== AIM OF THE TASK ==
All lines holding the word "Changes" should be located in the records and copied.

== RECORDS SHOWN ==

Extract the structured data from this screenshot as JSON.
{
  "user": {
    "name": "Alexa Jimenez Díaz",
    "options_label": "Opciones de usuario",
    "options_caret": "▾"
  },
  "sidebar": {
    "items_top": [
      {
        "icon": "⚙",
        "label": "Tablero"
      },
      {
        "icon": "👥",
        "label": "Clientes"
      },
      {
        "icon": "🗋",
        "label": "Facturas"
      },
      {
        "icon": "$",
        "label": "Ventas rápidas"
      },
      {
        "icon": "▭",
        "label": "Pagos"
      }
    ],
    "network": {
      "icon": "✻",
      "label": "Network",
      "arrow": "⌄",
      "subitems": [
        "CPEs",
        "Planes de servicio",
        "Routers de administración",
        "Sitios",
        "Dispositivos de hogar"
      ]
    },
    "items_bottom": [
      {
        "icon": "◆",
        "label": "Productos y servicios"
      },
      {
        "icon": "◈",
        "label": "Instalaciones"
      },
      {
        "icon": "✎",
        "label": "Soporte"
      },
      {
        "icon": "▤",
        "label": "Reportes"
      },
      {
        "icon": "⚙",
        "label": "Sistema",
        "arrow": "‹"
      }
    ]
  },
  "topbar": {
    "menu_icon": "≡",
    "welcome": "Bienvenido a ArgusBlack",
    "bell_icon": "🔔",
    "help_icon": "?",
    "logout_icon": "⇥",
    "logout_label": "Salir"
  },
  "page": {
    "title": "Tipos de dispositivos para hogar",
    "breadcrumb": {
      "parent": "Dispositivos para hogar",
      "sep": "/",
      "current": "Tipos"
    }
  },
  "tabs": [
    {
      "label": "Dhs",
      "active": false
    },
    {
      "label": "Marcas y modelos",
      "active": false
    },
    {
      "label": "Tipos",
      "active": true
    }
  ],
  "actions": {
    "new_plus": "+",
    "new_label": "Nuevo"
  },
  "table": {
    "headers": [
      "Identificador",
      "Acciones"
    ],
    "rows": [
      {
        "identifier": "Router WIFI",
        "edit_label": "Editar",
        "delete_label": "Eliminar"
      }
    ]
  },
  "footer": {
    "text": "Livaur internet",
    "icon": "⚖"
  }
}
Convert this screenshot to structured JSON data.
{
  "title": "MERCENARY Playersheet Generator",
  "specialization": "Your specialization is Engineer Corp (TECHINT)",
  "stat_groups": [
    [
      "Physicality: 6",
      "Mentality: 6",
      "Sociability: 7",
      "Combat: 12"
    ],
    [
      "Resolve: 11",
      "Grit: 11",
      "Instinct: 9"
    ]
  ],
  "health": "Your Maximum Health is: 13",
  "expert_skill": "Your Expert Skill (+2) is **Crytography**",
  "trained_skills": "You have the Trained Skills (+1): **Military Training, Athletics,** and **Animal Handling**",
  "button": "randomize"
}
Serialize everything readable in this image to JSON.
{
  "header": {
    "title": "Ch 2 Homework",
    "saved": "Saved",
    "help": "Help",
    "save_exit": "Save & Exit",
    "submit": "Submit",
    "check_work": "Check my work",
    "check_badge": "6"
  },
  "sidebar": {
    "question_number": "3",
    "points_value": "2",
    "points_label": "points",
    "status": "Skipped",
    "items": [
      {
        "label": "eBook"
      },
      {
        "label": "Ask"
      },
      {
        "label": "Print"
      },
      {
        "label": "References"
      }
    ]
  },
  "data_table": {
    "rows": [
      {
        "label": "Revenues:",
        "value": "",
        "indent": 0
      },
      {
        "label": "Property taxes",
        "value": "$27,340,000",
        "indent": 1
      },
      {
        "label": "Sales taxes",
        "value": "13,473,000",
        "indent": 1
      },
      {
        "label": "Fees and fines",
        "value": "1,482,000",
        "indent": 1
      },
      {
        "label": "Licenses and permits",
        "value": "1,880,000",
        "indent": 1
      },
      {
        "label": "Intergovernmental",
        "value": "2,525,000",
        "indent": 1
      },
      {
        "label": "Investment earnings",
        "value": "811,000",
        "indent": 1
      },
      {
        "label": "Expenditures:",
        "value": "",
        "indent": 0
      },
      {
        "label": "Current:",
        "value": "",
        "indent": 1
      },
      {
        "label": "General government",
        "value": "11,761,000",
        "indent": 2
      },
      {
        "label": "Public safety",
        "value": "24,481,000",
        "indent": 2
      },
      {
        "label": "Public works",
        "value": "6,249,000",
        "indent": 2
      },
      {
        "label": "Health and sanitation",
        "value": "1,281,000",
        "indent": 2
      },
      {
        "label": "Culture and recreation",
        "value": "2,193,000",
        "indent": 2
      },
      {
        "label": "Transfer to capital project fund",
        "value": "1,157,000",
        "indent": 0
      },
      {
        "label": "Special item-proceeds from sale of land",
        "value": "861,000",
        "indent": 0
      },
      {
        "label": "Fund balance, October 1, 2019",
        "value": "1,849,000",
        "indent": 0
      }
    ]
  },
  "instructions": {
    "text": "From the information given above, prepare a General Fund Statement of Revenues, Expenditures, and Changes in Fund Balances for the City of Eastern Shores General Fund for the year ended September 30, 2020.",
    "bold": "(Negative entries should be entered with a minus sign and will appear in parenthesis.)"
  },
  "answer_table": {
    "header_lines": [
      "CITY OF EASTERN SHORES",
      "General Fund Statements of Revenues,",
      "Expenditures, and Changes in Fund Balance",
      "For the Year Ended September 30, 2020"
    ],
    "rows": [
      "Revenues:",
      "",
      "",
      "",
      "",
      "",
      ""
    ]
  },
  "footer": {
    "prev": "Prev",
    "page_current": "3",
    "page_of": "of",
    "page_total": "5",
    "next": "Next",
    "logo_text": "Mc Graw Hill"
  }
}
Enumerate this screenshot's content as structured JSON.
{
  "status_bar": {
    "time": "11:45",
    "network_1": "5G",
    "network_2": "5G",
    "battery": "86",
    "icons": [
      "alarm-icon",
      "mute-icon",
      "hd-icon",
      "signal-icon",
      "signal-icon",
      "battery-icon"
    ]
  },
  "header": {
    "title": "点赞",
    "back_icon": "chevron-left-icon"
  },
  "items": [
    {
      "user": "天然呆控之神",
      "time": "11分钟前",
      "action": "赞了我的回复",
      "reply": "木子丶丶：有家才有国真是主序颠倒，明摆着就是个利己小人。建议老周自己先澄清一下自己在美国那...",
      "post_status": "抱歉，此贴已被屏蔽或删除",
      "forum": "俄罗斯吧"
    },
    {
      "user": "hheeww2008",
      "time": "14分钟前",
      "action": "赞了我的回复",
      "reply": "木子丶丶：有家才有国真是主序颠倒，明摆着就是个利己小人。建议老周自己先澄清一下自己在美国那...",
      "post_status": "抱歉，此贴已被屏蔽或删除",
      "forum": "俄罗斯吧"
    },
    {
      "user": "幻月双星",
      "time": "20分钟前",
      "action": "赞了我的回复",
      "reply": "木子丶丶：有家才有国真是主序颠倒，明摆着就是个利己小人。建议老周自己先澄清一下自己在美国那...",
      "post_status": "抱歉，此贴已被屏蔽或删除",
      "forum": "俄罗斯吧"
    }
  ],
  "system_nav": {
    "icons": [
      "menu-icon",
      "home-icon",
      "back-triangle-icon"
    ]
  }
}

== ANSWER BELOW ==
    "text": "From the information given above, prepare a General Fund Statement of Revenues, Expenditures, and Changes in Fund Balances for the City of Eastern Shores General Fund for the year ended September 30, 2020.",
      "Expenditures, and Changes in Fund Balance",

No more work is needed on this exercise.